Michelle Hopkins Lawrence

After working with high school students for several years, I’m back to working with college students again, but it’s not in Latin. I wanted to work part-time while my children are in elementary school. I was lucky enough to find a job with Wake Forest University’s student-athlete services. I tutor athletes in history and study skills. I often miss teaching Latin, but I hope to work in a high school again once Aaron and Lillian are older. For now I’m very much enjoying our new home in Winston Salem where we have decided to stay and raise the kids.

Kristina Killgrove

In August 2012, I started a tenure-track position as an assistant professor of anthropology at the University of West Florida in sunny, sandy Pensacola, FL. My dissertation on human skeletons from Imperial Rome is coming out as a series of articles, with three already in press (Journal of Roman Archaeology S78:157-174, Journal of Anthropological Archaeology 32:28-38, and Post-classical Archaeologies 3:41-62).

John Kirby

Continues his work building a brand-new classics department at the University of Miami in Coral Gables, FL. Very few people get to found a department in the course of their career, let alone two, so he sees this as an enormous honor.

Hans-Friedrich Mueller

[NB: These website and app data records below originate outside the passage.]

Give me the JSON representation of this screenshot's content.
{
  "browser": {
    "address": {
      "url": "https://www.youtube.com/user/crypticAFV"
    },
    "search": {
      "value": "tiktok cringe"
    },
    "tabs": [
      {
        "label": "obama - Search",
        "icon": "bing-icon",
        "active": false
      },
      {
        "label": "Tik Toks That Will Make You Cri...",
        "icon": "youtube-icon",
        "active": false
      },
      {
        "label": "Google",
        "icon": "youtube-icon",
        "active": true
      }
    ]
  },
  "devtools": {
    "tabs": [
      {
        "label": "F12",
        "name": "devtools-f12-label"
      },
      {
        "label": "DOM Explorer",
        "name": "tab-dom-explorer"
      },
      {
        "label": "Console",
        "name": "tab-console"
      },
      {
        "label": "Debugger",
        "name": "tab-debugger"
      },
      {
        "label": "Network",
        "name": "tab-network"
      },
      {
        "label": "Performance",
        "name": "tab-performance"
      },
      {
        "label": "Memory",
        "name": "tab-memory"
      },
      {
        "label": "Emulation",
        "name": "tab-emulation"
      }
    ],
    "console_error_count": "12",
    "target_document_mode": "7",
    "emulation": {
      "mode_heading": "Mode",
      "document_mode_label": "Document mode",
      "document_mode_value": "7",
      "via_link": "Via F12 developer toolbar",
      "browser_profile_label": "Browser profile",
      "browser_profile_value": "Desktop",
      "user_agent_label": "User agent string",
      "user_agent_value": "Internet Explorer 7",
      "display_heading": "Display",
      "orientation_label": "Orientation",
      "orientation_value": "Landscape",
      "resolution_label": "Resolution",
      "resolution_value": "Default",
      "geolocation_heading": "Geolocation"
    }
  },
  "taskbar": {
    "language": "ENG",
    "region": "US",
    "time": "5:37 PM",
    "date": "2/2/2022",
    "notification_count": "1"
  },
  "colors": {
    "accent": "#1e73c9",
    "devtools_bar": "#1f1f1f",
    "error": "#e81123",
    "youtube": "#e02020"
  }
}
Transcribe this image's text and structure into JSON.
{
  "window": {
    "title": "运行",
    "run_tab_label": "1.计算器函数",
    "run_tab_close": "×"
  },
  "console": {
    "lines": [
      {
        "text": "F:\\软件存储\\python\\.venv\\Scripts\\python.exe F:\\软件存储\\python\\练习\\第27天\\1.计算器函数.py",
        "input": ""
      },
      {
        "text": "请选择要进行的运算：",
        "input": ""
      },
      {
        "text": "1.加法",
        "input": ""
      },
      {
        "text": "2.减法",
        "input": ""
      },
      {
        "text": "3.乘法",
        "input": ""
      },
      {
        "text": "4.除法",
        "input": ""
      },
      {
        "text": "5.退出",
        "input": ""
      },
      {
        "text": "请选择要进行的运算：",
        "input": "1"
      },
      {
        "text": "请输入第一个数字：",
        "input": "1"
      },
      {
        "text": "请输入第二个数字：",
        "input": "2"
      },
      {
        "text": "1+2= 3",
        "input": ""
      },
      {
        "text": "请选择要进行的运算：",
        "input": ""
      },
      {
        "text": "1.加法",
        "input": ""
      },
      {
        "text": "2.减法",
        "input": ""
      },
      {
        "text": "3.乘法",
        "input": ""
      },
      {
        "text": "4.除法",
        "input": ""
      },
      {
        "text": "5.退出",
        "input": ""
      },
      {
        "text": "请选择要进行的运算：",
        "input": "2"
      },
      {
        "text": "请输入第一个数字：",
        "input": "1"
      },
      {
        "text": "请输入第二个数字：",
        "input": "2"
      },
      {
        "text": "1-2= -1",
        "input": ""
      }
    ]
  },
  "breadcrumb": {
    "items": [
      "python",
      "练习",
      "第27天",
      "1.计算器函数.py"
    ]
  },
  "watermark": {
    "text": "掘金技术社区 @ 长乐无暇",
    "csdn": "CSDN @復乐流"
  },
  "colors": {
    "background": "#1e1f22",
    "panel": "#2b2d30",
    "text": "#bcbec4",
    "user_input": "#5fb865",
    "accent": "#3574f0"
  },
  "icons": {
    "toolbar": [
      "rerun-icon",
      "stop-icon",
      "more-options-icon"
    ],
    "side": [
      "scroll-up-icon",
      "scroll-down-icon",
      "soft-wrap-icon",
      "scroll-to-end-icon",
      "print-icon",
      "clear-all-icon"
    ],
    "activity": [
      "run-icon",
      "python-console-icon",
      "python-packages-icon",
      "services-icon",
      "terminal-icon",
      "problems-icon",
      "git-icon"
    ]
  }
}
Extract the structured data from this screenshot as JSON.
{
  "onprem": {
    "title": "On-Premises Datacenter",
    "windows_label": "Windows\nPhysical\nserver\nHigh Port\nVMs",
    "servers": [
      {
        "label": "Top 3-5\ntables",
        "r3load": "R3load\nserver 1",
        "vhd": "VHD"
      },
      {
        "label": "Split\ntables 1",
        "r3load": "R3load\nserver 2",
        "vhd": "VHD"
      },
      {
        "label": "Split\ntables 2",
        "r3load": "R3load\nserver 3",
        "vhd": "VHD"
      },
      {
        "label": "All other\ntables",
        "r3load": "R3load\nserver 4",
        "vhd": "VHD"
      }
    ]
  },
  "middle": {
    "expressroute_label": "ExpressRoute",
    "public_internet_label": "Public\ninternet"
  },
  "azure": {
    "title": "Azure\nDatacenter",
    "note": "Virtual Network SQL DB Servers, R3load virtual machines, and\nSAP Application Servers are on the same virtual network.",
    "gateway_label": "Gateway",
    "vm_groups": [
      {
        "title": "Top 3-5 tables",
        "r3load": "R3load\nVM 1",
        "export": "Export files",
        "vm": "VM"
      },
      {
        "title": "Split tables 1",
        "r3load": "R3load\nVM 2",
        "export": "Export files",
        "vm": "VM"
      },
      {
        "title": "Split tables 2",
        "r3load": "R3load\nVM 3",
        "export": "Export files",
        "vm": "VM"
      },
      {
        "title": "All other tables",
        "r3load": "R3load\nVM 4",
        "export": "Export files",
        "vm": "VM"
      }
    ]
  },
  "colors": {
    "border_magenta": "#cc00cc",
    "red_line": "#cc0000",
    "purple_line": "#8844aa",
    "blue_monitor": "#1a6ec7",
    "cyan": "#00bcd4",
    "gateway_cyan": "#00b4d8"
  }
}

Hans-Friedrich Mueller, PhD ’94, who continues to serve as the William D. Williams Professor of Classics and Chair of the Department at Union College in Schenectady, New York, has added a title: Chair of the American Philological Association’s Advisory Committee to the American Office of L’Année philologique. This office imposes upon him the duty of attending, as a representative of the APA, the annual meetings of the Société Internationale de Bibliographie Classique, which take place each autumn in Paris. Jean-Frédéric (as he now prefers to style himself) reports that this bullet, taken on behalf of all North American classicists, agrees with him rather well.

Sydnor Roy

Sydnor Roy shares a picture of her son Oscar with his favorite stuffed animal.
Alumna Sydnor Roy’s son, Oscar, snuggles with his stuffed elephant. Oscar was born spring 2013.

I wanted to give you an update of how I’m doing these days. I am just about to start a visiting position at Haverford College; my book Race and Ethnicity in the Classical World: An Anthology of Primary Sources in Translation is set to come out next month, and, perhaps most importantly, I had a baby! He arrived on April 16 — he was due in June but chose to come a bit early! Oscar (pictured right) had to stay in the hospital for a while because he was premature, but he has been home for three months and now weighs a grand 13 lbs, 6 oz! He sleeps through the night, coos and smiles, and doesn’t seem to get too mad when his mom and dad read him Latin and Greek. — August 22, 2013

Robert Sutton

I retired early this year from IUPUI (with an attractive financial incentive from the university) after Susan got a job as senior adviser to the President for International Initiatives at Bryn Mawr College, and we moved to the Philadelphia Main Line this fall. I am keeping busy trying to finish up my research commitments to several projects and have just undertaken the presidency of the local AIA chapter and continue to teach an early summer course in Athens with CYA, which has attracted several Tarheels, though none from the department, I believe. Susan and I continue sharing the job of secretary-treasurer of the Alumni/ae Association of the American School of Classical Studies in Athens, a job that keeps me in touch with many old friends and colleagues.

Jim Yavenditti

I’m still working at St. Luke’s School, a grades 5-12 day school in New Canaan, CT ( I currently teach one Latin class (a lot of Ovid and some Horace) and serve as the Head of Upper School. I’m especially enjoying life with my wife, Beth, who also works at the school, and our two children, Anna Katherine (5 y.o.) and Will (1 y.o.). I hope all is going well in Murphey Hall!

Donald Yates

Thank you for the new edition of Tabulae. I didn’t realize Berthe Marti had a Wiki page. She was my “Doctor Mutter” and I was, I think, her last dissertation student in 1979. I added some anecdotes about her to the Wiki page others may enjoy: